Since humans started farming thousands of years ago crop and livestock production systems have been integrated. Integration of crop and livestock systems enhanced profitability and environmental sustainability of farms and communities. (Russelle, Michael P., Martin H. Entz, and Alan J. Franzluebbers) Crop and livestock systems have always went hand and hand, that is, until the 19th century when farming became specialized resulting in separation of crop and livestock enterprises. Unfortunately crop and livestock enterprise integration is not nearly as common as it once was in this region. But today there are still many farmers who choose integrate crop and livestock enterprises. There are also local specialized crop and livestock farmers who work together and integrate their farms in order to receive some of the benefits of crop and livestock integration.
There are four main benefits of integrating crop and livestock systems:
“(I) Crops produced on the farm can be used to feed livestock; (II) livestock manure can serve as the primary source of nutrients for crop production, thereby cycling nutrients from the crops through the animals and back out onto the land; (III) livestock can serve as the sink for agricultural byproducts; and (IV) ruminant livestock encourage the establishment of perennial grass and legume forages as a primary feedstuff.” (Sulc, R. Mark, and Benjamin F. Tracy)
There are many reasons to integrate crop and livestock enterprises. One of the most common reasons to integrate these crop and livestock enterprises is to stabilize economic returns and farm income. Integration of crop and livestock enterprises help farmers manage risk. The more enterprises that a farm has the more resilient it is to unforeseen risks. These risks can include drought, diseases, and other production hindrances, and low commodity prices. Generally crop and livestock prices have an inverse relationship. When corn is high, livestock prices are lower. So when livestock are unprofitable grain crops should be profitable, and when corn is unprofitable livestock should be profitable. Crop and livestock integration helps stabilize economic returns and farm income by broadening a farmer’s financial portfolio.

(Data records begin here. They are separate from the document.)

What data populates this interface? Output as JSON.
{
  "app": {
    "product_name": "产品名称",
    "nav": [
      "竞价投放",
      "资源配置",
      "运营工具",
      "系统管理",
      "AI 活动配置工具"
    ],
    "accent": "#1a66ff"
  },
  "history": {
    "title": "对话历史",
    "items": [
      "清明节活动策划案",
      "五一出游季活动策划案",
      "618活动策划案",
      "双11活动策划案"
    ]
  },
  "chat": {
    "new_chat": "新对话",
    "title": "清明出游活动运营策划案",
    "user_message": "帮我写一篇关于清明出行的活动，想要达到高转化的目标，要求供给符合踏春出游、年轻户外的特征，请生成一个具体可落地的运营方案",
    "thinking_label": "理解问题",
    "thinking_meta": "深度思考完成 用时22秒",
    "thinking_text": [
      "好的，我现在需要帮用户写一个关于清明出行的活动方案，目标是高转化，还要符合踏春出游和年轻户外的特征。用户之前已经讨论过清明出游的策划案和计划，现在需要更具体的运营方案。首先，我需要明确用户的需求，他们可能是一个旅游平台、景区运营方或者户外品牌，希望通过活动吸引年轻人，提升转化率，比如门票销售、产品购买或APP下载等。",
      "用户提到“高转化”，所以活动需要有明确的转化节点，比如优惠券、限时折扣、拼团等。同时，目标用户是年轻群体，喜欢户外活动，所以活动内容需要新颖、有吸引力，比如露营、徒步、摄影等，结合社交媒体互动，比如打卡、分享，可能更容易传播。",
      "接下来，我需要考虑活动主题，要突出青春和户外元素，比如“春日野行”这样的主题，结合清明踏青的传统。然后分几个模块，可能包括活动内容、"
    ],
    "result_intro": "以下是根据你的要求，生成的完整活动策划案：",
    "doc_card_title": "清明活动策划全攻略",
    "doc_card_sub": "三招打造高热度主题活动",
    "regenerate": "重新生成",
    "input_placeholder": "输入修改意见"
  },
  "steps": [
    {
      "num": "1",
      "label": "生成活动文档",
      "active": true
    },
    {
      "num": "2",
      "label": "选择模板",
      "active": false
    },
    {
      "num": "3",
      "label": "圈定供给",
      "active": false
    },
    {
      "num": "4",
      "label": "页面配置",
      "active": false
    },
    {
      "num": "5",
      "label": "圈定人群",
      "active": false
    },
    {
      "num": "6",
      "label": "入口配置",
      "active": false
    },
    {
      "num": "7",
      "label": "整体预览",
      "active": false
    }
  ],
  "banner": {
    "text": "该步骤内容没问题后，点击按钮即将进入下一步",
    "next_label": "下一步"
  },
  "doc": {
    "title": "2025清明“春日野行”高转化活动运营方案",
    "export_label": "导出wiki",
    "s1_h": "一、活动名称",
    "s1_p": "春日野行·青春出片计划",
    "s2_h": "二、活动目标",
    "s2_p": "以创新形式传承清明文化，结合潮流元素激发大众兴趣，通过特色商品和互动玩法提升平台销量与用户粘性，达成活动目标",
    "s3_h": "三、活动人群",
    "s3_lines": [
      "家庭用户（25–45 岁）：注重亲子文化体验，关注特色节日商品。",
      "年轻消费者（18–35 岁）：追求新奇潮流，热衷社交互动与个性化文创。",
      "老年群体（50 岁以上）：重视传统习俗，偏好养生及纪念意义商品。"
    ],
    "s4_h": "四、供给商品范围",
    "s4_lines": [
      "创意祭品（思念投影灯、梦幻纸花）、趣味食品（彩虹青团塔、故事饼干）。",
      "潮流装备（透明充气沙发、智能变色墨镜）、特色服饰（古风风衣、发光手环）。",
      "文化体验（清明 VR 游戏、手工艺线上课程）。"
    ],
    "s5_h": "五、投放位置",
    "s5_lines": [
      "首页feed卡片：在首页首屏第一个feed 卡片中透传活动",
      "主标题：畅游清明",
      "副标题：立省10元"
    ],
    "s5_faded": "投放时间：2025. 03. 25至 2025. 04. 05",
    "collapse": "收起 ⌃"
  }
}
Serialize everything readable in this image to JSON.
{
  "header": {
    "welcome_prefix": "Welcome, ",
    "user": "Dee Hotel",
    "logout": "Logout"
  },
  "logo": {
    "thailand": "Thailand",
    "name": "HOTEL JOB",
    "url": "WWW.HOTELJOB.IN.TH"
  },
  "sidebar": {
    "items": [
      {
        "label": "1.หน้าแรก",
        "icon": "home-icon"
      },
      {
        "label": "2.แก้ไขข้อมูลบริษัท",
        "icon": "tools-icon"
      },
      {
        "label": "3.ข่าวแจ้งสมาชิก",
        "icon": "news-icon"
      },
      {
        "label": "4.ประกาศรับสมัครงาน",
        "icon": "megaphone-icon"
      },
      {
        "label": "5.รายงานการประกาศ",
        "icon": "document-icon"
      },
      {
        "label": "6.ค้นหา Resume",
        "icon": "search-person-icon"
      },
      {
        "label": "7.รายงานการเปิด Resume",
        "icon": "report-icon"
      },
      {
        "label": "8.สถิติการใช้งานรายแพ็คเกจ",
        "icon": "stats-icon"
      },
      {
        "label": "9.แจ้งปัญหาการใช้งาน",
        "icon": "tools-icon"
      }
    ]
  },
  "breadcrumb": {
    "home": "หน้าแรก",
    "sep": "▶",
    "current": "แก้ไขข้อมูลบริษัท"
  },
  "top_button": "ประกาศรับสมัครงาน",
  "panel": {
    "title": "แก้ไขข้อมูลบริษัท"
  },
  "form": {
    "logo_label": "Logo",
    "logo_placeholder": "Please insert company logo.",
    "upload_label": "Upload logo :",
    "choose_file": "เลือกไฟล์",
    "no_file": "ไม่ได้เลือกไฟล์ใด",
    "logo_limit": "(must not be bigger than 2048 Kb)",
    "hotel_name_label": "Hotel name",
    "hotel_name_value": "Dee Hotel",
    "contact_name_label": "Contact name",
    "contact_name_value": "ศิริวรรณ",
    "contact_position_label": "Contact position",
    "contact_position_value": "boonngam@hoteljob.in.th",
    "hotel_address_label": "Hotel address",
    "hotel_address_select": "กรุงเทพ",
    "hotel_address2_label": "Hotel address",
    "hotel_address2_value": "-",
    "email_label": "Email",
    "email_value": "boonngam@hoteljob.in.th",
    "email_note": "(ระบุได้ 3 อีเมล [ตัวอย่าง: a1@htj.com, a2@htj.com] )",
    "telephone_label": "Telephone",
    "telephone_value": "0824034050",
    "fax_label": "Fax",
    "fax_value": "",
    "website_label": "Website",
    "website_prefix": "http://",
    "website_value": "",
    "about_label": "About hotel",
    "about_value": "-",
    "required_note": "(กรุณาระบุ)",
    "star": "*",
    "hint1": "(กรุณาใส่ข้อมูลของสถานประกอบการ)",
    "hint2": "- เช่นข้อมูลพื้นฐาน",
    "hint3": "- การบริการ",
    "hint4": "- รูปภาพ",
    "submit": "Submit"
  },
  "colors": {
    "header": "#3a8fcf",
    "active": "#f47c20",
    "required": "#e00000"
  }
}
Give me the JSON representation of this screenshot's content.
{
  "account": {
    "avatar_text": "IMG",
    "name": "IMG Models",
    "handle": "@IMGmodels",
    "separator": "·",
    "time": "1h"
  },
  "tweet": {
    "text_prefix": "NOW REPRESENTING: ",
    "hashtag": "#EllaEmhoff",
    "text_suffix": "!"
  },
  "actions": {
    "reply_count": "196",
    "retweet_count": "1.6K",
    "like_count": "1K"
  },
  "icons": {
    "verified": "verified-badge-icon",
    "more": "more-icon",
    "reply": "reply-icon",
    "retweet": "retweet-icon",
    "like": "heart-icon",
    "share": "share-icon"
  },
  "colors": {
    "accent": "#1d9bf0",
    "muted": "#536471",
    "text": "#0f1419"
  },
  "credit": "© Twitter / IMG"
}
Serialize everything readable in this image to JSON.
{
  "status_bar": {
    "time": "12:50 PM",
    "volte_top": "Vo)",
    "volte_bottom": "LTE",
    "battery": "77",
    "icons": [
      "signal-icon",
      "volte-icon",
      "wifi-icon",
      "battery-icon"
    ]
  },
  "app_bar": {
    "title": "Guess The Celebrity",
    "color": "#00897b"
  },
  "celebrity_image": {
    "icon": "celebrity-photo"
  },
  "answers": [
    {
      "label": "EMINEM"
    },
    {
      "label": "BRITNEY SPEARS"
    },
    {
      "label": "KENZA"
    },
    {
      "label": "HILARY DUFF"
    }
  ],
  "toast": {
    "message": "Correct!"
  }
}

Efficiency is a reason for the integration of crop and livestock systems. Integrated systems utilize resources that would not be utilized if crop and livestock systems are separated. Manure is one example of a resource that would not likely be utilized in a specialized production system unless it was sold to and utilized by a local crop farm. Utilizing manure as a fertilizer does two things. First it recycles nutrients, and second it spreads the manure out over an area. “Both N and P are causes for environmental concern when applied excessively.” (Russelle, Michael P., Martin H. Entz, and Alan J. Franzluebbers) If manure is piled up and left in a feedlot it will seep into and pollute water and the earth, and if we use it as a fertilizer it will not...